Most ppl really don't understand how extremely orthogonal the kernel/userspace design is w/ Linux/Unix. OBVIOUSLY YOU DON'T, so you shouldn't run around misinforming ppl. The fact that you made sweeping statements abt kernel/"system libraries" (plural) interaction make it clear that you not well informed (that's my kinder-gentler term for it).

So STOP spreading baloney !!! There is one library that interfaces to the kernel and no one is likely to build a kernel that won't interface to the current glibc. Read some source or pick up a copy of Yaghmour.

stevea
16th November 2008, 09:33 PM
BTW since you don't understand the unique relation between glibc and the kernel, then you obviously don't understand the importance of this *L*GPL code. So you are missing major clues as to how software reality works.

jcliburn
16th November 2008, 11:24 PM
Well, I guess I have a good deal of reading to do :-) Thank you for the help again.

You may have already come across this link, but in case you haven't...

http://fedoraproject.org/wiki/Docs/CustomKernel

jcliburn
17th November 2008, 03:38 PM
No - as a convention non-kernel drivers should go into /lib/modules/`uname -r`/extra. That's the entire reason the extra directory exists.

That appears to be a distro-added directory, right?

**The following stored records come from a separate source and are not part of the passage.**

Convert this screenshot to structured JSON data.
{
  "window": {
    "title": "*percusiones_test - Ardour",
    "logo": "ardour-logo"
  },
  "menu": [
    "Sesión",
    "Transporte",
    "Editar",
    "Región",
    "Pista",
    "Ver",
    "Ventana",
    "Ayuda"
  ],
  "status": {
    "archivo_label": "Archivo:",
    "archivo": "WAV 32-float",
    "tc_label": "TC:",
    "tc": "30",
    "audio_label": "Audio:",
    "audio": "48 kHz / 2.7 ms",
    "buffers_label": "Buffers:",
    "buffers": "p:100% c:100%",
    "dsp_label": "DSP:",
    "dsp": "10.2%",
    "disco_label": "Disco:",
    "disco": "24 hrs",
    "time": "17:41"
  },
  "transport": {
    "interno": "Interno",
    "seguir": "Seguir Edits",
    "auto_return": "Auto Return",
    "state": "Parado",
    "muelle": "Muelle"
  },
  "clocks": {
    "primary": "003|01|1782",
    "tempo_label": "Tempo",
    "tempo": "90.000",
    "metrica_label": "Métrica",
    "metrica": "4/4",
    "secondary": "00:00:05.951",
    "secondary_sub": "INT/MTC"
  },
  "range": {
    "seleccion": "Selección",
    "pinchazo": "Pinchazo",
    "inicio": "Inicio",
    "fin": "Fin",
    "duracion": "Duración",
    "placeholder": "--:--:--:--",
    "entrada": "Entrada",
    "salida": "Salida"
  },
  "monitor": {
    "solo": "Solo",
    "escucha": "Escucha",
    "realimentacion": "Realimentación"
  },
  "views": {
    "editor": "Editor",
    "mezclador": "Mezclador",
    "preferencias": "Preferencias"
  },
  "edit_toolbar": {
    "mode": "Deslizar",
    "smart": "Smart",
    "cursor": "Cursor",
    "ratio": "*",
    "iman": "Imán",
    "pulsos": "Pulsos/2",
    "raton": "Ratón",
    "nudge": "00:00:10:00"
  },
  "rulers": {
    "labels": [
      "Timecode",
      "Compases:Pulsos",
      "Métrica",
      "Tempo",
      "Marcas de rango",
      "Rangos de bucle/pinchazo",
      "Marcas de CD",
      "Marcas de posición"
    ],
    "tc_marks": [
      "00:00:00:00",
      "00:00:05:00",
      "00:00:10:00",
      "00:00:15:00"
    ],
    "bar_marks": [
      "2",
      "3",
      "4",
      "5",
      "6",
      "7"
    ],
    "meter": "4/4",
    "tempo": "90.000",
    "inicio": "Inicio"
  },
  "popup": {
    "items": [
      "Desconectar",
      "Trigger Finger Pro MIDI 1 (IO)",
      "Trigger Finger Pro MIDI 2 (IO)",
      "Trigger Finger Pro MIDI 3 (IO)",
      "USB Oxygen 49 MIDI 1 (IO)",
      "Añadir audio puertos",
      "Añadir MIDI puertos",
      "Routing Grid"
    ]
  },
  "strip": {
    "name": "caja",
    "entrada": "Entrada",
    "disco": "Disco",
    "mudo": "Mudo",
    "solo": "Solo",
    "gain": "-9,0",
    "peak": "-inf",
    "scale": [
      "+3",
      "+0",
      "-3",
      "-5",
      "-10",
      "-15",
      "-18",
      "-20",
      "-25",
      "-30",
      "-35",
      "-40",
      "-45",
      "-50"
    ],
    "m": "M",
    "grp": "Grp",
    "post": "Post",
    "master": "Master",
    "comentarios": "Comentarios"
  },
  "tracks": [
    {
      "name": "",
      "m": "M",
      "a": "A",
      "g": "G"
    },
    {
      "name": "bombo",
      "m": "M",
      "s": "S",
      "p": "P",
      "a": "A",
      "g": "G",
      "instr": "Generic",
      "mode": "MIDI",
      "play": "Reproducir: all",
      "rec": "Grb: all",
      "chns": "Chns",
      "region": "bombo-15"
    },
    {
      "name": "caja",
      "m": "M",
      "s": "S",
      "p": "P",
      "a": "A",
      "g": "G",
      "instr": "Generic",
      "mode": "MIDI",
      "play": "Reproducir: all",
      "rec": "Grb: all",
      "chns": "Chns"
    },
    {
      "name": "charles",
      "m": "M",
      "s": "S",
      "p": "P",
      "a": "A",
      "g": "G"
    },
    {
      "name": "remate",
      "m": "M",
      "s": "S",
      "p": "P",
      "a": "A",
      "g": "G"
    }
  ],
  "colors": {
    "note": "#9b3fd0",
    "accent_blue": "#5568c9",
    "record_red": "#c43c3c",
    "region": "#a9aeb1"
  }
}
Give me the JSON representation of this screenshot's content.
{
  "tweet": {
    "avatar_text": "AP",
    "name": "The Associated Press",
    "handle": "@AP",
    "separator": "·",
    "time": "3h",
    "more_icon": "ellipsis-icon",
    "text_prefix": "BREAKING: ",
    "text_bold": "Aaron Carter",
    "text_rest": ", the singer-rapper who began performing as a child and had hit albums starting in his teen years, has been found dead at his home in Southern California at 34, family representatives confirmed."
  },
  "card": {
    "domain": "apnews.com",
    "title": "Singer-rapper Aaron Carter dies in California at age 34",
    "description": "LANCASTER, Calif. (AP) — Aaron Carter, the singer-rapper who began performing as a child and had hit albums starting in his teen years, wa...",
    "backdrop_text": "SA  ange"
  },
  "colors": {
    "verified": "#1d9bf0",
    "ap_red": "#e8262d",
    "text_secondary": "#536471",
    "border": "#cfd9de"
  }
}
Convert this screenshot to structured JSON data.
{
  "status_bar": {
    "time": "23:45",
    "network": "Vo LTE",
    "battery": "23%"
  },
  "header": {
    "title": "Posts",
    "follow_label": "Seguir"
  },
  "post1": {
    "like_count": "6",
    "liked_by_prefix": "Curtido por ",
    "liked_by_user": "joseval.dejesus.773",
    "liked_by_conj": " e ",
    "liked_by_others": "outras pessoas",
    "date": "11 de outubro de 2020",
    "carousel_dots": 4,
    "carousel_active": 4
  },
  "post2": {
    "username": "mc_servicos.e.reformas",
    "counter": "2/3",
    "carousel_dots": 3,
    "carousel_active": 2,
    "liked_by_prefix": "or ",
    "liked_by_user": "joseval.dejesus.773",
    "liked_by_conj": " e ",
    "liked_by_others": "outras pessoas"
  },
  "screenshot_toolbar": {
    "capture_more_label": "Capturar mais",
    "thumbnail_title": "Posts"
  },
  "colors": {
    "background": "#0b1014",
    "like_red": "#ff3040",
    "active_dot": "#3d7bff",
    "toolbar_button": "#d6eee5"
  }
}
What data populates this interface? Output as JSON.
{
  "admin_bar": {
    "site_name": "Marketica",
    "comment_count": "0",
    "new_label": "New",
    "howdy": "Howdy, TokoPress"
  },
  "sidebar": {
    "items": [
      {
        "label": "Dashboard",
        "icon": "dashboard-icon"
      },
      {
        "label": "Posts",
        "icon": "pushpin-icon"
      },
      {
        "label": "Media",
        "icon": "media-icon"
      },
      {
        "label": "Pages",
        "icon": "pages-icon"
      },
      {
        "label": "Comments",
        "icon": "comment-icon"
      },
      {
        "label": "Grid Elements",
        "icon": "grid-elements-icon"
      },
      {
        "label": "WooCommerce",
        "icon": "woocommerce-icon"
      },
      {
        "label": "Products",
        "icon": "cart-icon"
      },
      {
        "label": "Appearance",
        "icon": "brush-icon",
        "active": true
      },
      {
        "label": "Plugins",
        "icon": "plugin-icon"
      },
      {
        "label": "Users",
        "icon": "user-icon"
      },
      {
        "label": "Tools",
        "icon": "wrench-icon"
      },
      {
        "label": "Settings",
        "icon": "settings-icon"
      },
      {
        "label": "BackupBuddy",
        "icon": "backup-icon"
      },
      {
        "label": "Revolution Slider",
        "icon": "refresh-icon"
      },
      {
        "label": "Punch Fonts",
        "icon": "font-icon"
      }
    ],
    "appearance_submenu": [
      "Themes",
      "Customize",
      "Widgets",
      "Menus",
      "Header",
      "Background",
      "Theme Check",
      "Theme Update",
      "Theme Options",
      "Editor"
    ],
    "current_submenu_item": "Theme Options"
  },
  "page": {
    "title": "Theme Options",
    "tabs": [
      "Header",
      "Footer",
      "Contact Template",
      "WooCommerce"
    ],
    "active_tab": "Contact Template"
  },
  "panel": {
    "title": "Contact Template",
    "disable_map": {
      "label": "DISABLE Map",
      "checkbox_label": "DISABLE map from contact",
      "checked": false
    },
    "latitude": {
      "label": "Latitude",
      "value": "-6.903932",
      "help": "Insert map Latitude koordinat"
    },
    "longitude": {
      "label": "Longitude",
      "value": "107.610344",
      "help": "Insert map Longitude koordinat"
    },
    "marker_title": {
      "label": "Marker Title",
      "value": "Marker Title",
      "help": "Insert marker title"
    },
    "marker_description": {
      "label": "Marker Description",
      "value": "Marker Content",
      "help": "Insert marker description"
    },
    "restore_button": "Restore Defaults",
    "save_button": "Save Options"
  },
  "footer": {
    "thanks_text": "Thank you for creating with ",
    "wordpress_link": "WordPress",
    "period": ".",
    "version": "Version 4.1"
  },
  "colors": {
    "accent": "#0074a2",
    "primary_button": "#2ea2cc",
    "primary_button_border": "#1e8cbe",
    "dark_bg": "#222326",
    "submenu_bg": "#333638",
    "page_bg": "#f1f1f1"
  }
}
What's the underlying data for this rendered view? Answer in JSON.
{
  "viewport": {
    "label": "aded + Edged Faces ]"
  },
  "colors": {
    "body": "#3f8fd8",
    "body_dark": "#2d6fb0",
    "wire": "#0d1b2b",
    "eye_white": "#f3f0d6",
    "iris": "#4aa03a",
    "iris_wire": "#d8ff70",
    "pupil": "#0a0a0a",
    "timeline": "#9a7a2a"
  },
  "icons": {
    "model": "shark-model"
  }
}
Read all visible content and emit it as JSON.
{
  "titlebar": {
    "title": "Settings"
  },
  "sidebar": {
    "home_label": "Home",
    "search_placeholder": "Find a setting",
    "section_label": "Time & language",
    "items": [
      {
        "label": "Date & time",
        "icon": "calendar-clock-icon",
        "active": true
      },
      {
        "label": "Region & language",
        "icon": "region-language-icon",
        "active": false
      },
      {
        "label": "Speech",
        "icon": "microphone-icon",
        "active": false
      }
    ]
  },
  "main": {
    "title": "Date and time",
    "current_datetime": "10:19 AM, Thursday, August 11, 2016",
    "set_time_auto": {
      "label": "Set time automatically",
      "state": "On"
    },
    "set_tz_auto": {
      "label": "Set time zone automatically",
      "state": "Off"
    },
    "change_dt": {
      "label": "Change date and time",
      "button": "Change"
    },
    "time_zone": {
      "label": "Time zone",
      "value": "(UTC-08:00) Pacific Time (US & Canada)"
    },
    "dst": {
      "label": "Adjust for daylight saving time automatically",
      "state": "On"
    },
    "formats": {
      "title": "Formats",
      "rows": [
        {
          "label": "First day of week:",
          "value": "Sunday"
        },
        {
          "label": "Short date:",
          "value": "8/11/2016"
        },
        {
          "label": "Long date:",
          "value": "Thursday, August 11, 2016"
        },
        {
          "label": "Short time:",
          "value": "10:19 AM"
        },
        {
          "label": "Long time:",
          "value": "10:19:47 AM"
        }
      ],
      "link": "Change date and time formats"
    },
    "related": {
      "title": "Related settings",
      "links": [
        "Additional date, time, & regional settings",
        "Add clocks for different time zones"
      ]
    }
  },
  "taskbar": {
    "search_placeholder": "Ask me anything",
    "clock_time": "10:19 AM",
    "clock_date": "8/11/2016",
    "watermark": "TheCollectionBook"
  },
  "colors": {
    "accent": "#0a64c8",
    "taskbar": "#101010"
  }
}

I run kernels pulled from git repositories, and that directory doesn't exist in my module trees, but I do see it in the module tree of the only F9-released kernel installed on my system.

As far as where vendors write their driver modules, the only vendor with whom I've worked closely was a network device manufacturer, and his out-of-tree driver makefile wrote the module directly to /lib/modules/`uname -r`/kernel/drivers/net.[1] If the /lib/modules/.../extra directory is distro-added, then a vendor can't rely on its presence, since the user might not be using a distro-released kernel.

Thanks for pointing it though. I didn't know it existed, because I don't usually run distro-released kernels.

[1] On a related note, I modified and submitted that driver for inclusion in the mainline kernel and have been the kernel maintainer of it for two years now.

Quasar8000
23rd November 2008, 02:12 PM
Ok, I tried compiling a few kernels and I think I have a better understanding of how things work now, but I faced a strange problem: I was trying to add a couple of drivers to the kernel so I got the source codes, put them in a new folder, added a Kconfig and adjusted the Makefiles, and linked them to the parent directory's Kconfig just like the other drivers. After executing "make oldconfig" and "make menuconfig", I could see the new drivers in the menu. But then, when I try to build the kernel, the new folder and included drivers just disappear, I don't get any errors, but I don't get the drivers either. I'm assuming it's not a Makefile error since that would give me a compile error. Any ideas on why any new folders I add seem to get deleted without being compiled?